This significant achievement is part of the collaboration with Charles Darwin University (CDU) at their Renewable Energy Microgrid Hub for Applied Research and Training (REMHART).

In a press release, the company said the system is poised to explore the feasibility of hydrogen as a clean energy source for the region’s power grids.

Named the Hydrogen Stand-Alone Power System (H2 SPS), it is an innovative adaptation of Pacific Energy’s award-winning solar stand-alone power system.

Comprising four Enapter electrolysers, a PowerCell 5kW fuel cell, battery, and inverters, the H2 SPS is designed to harness power from CDU’s specialized Renewable Energy Grid Testing Facility, converting it into renewable hydrogen.

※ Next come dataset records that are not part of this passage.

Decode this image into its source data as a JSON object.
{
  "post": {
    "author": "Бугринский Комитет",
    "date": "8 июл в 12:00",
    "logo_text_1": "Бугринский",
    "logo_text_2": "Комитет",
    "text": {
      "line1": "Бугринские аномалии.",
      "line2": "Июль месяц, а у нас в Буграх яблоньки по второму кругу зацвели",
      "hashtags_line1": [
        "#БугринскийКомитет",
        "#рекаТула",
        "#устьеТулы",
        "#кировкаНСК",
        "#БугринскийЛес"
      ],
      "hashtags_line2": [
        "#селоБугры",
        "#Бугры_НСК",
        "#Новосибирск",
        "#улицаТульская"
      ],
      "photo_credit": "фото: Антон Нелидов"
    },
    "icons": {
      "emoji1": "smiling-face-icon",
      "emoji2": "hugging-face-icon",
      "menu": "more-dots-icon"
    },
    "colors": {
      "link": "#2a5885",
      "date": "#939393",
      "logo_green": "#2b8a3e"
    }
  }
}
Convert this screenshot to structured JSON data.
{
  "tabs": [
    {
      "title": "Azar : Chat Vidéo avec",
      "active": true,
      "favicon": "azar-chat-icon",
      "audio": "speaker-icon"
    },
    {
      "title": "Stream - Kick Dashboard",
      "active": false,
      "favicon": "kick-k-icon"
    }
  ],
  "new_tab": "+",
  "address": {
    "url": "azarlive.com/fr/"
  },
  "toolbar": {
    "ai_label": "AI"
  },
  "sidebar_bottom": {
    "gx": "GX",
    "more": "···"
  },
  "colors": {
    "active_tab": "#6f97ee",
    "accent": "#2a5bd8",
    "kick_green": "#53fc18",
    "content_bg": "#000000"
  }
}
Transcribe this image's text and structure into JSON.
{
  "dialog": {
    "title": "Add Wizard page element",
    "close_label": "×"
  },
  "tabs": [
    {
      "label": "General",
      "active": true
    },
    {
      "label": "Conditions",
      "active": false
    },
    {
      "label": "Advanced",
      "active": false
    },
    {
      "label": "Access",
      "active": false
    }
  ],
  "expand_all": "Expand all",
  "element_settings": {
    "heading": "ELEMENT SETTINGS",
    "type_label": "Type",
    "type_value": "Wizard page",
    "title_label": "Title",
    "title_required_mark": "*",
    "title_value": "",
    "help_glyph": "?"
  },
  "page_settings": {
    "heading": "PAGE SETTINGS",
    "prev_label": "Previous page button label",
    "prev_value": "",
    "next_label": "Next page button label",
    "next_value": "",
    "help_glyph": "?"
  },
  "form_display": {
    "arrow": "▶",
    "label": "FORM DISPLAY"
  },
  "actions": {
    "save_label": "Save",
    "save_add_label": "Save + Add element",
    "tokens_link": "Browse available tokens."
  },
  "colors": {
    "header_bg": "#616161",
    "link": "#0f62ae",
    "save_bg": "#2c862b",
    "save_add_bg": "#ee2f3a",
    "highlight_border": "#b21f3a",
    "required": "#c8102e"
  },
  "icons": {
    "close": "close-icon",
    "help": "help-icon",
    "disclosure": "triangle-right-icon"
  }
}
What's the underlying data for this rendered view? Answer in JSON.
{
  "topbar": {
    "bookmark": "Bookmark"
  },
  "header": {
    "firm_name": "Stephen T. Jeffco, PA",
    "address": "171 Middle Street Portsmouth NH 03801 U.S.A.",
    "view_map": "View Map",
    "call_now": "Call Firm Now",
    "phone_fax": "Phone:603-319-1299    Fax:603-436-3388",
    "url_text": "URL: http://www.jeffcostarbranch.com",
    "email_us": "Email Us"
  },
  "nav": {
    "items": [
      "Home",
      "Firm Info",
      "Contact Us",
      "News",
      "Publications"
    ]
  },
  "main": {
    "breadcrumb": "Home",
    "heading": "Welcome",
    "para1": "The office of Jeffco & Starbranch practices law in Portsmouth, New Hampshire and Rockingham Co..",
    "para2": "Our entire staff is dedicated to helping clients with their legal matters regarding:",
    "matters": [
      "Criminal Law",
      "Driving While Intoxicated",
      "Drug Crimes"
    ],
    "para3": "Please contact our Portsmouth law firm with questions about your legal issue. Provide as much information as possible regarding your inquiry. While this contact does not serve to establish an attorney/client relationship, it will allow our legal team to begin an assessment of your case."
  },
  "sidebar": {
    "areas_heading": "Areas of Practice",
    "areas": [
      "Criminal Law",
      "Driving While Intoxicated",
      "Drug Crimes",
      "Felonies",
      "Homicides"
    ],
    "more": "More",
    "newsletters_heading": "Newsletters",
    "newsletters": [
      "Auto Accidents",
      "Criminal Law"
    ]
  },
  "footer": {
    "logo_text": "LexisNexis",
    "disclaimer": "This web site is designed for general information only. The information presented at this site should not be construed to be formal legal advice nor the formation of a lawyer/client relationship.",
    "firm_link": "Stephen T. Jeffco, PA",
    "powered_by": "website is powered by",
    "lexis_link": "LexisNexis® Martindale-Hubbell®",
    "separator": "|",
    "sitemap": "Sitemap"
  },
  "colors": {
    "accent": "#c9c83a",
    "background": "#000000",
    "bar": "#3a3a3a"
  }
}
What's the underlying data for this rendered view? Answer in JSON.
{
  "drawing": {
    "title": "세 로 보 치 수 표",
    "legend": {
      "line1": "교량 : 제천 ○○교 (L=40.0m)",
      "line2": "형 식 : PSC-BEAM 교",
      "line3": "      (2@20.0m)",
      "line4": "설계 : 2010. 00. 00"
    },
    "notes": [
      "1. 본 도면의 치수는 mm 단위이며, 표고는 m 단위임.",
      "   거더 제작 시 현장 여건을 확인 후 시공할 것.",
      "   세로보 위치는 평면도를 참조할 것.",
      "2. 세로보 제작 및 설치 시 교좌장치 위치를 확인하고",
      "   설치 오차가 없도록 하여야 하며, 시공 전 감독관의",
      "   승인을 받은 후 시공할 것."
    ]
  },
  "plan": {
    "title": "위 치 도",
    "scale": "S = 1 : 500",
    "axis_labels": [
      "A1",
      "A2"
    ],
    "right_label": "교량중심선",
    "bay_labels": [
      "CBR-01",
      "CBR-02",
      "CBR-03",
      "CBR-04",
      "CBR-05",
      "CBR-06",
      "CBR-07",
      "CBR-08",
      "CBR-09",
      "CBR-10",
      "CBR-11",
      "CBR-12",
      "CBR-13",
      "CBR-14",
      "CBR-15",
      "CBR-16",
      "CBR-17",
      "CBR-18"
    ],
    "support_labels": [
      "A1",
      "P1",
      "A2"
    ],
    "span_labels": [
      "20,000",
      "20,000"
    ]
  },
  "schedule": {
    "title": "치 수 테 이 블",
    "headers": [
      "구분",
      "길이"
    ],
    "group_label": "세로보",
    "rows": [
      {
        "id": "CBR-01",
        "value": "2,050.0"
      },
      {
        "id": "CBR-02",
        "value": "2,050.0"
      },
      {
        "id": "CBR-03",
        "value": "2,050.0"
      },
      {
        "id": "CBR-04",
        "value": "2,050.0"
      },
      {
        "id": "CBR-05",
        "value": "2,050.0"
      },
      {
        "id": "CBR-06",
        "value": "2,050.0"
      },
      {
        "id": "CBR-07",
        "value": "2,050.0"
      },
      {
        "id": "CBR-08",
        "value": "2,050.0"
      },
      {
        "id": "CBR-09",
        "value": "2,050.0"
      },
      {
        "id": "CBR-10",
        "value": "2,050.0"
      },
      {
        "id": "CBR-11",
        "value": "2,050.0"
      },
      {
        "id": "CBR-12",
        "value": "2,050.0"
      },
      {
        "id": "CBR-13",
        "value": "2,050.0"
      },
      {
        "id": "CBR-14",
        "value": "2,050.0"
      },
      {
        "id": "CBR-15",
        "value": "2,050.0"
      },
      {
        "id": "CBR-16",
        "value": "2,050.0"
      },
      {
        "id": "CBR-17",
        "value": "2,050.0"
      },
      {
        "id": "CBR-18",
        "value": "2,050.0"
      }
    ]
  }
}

In particular, the electrolysers within the system utilize electricity to split water into hydrogen and oxygen gases through the electrolysis process.

The hydrogen is then stored in pressurized containment vessels until needed to produce power. When power is required, the fuel cell combines the hydrogen gas with oxygen from the air, generating electricity that can be seamlessly integrated into the grid.

During testing, the system has already demonstrated its capability by producing hydrogen and delivering 5kW of electrical output.

With the potential to supply 8.6kW of three-phase power through its inverters and battery, the modular design ensures scalability.

This modular design incorporates the same philosophies, concepts, and safety system hardware used in CDU’s model, facilitating future expansions.

Pacific Energy’s CEO Jamie Cullen expressed the company’s enthusiasm for contributing to the transition towards clean energy.

“At Pacific Energy, we are keenly focused on transitioning Australia, and the world, to a clean energy future. That’s why we’re excited to be a part of projects like this one, which will help us overcome some of the challenges we currently face when integrating hydrogen into the renewables mix,” Cullen said.

CDU’s Pro Vice-Chancellor of the Faculty of Science and Technology and Director of the Energy Resources Institute, Professor Suresh Thennadil, highlighted the significance of this equipment upgrade in advancing hydrogen exploration.

“This upgrade provides a unique and flexible platform to study renewable energy systems, particularly small regional and remote grids, which are common throughout the NT,” he said.

The containerized hydrogen electrolyser and fuel cell system provide a unique and flexible platform to study renewable energy systems, particularly in small regional and remote grids prevalent throughout the Northern Territory.

Manufactured at Pacific Energy’s facility in Perth, one of the world’s largest purpose-built stand-alone power system manufacturing facilities, the H2 SPS was installed and commissioned by technicians from Darwin and Perth.

Ongoing operations and maintenance will be supported by Pacific Energy’s Darwin-based technicians.